(Task requirements): Would you print the records below word for word, without the pictures?

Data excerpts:
Segment Open

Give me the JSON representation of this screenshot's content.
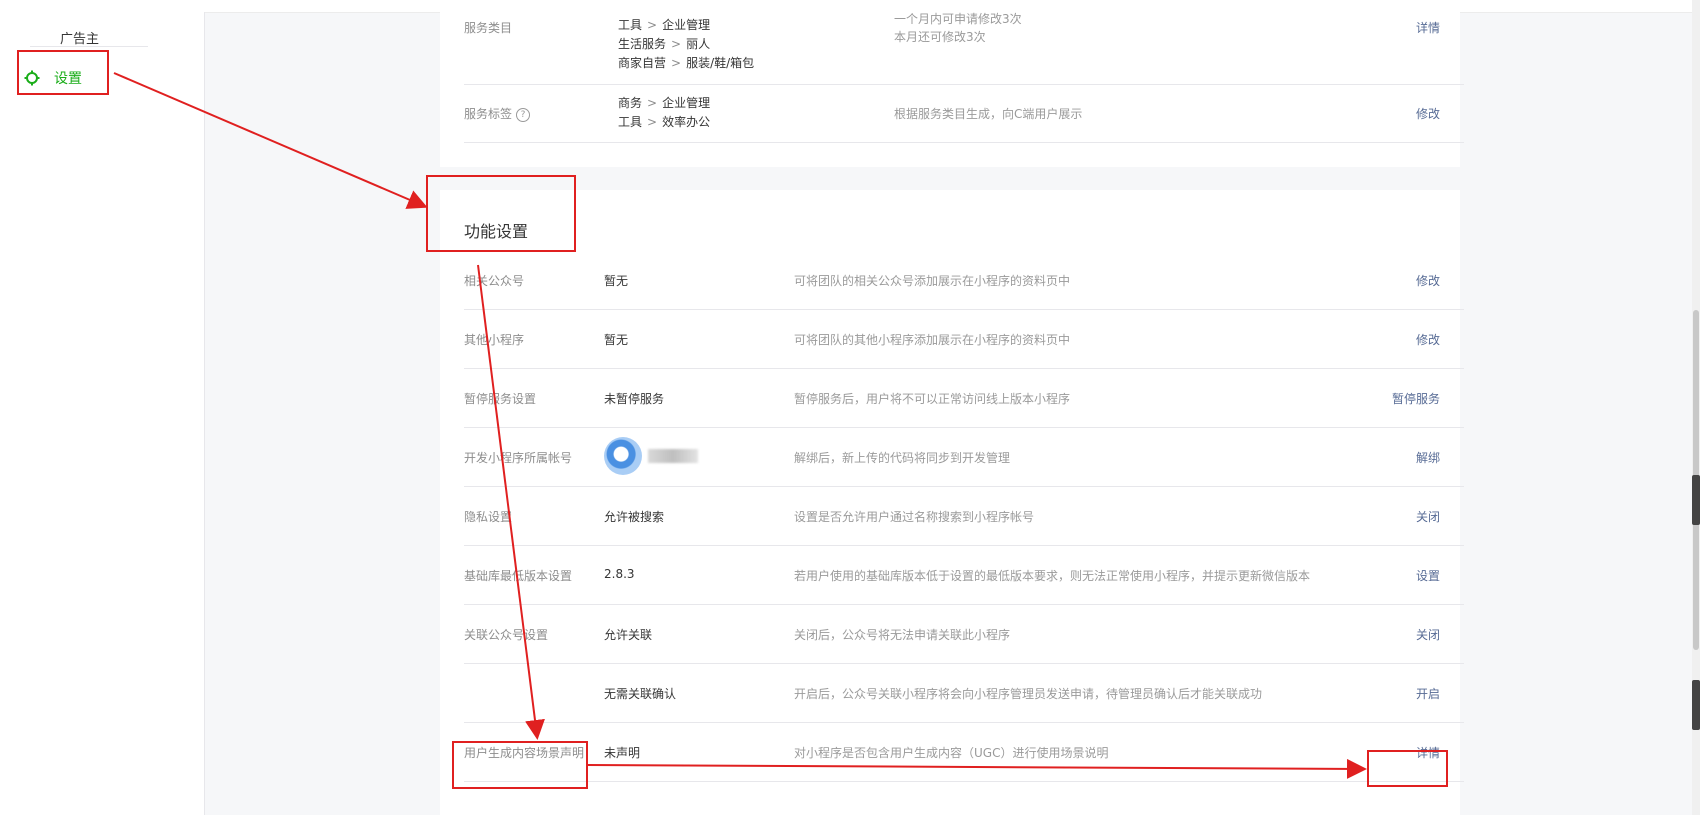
{
  "sidebar": {
    "ad_label": "广告主",
    "settings_label": "设置"
  },
  "service_card": {
    "category_row": {
      "label": "服务类目",
      "lines": [
        {
          "parent": "工具",
          "child": "企业管理"
        },
        {
          "parent": "生活服务",
          "child": "丽人"
        },
        {
          "parent": "商家自营",
          "child": "服装/鞋/箱包"
        }
      ],
      "desc_1": "一个月内可申请修改3次",
      "desc_2": "本月还可修改3次",
      "action": "详情"
    },
    "tag_row": {
      "label": "服务标签",
      "help": "?",
      "lines": [
        {
          "parent": "商务",
          "child": "企业管理"
        },
        {
          "parent": "工具",
          "child": "效率办公"
        }
      ],
      "desc": "根据服务类目生成，向C端用户展示",
      "action": "修改"
    }
  },
  "feature_card": {
    "title": "功能设置",
    "chevron": ">",
    "rows": [
      {
        "label": "相关公众号",
        "value": "暂无",
        "desc": "可将团队的相关公众号添加展示在小程序的资料页中",
        "action": "修改"
      },
      {
        "label": "其他小程序",
        "value": "暂无",
        "desc": "可将团队的其他小程序添加展示在小程序的资料页中",
        "action": "修改"
      },
      {
        "label": "暂停服务设置",
        "value": "未暂停服务",
        "desc": "暂停服务后，用户将不可以正常访问线上版本小程序",
        "action": "暂停服务"
      },
      {
        "label": "开发小程序所属帐号",
        "value": "",
        "desc": "解绑后，新上传的代码将同步到开发管理",
        "action": "解绑"
      },
      {
        "label": "隐私设置",
        "value": "允许被搜索",
        "desc": "设置是否允许用户通过名称搜索到小程序帐号",
        "action": "关闭"
      },
      {
        "label": "基础库最低版本设置",
        "value": "2.8.3",
        "desc": "若用户使用的基础库版本低于设置的最低版本要求，则无法正常使用小程序，并提示更新微信版本",
        "action": "设置"
      },
      {
        "label": "关联公众号设置",
        "value": "允许关联",
        "desc": "关闭后，公众号将无法申请关联此小程序",
        "action": "关闭"
      },
      {
        "label": "",
        "value": "无需关联确认",
        "desc": "开启后，公众号关联小程序将会向小程序管理员发送申请，待管理员确认后才能关联成功",
        "action": "开启"
      },
      {
        "label": "用户生成内容场景声明",
        "value": "未声明",
        "desc": "对小程序是否包含用户生成内容（UGC）进行使用场景说明",
        "action": "详情"
      }
    ]
  },
  "colors": {
    "accent_green": "#1aad19",
    "link_blue": "#576b95",
    "annotation_red": "#e02020"
  }
}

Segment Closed

(Problem solution):
Give me the JSON representation of this screenshot's content.
{
  "sidebar": {
    "ad_label": "广告主",
    "settings_label": "设置"
  },
  "service_card": {
    "category_row": {
      "label": "服务类目",
      "lines": [
        {
          "parent": "工具",
          "child": "企业管理"
        },
        {
          "parent": "生活服务",
          "child": "丽人"
        },
        {
          "parent": "商家自营",
          "child": "服装/鞋/箱包"
        }
      ],
      "desc_1": "一个月内可申请修改3次",
      "desc_2": "本月还可修改3次",
      "action": "详情"
    },
    "tag_row": {
      "label": "服务标签",
      "help": "?",
      "lines": [
        {
          "parent": "商务",
          "child": "企业管理"
        },
        {
          "parent": "工具",
          "child": "效率办公"
        }
      ],
      "desc": "根据服务类目生成，向C端用户展示",
      "action": "修改"
    }
  },
  "feature_card": {
    "title": "功能设置",
    "chevron": ">",
    "rows": [
      {
        "label": "相关公众号",
        "value": "暂无",
        "desc": "可将团队的相关公众号添加展示在小程序的资料页中",
        "action": "修改"
      },
      {
        "label": "其他小程序",
        "value": "暂无",
        "desc": "可将团队的其他小程序添加展示在小程序的资料页中",
        "action": "修改"
      },
      {
        "label": "暂停服务设置",
        "value": "未暂停服务",
        "desc": "暂停服务后，用户将不可以正常访问线上版本小程序",
        "action": "暂停服务"
      },
      {
        "label": "开发小程序所属帐号",
        "value": "",
        "desc": "解绑后，新上传的代码将同步到开发管理",
        "action": "解绑"
      },
      {
        "label": "隐私设置",
        "value": "允许被搜索",
        "desc": "设置是否允许用户通过名称搜索到小程序帐号",
        "action": "关闭"
      },
      {
        "label": "基础库最低版本设置",
        "value": "2.8.3",
        "desc": "若用户使用的基础库版本低于设置的最低版本要求，则无法正常使用小程序，并提示更新微信版本",
        "action": "设置"
      },
      {
        "label": "关联公众号设置",
        "value": "允许关联",
        "desc": "关闭后，公众号将无法申请关联此小程序",
        "action": "关闭"
      },
      {
        "label": "",
        "value": "无需关联确认",
        "desc": "开启后，公众号关联小程序将会向小程序管理员发送申请，待管理员确认后才能关联成功",
        "action": "开启"
      },
      {
        "label": "用户生成内容场景声明",
        "value": "未声明",
        "desc": "对小程序是否包含用户生成内容（UGC）进行使用场景说明",
        "action": "详情"
      }
    ]
  },
  "colors": {
    "accent_green": "#1aad19",
    "link_blue": "#576b95",
    "annotation_red": "#e02020"
  }
}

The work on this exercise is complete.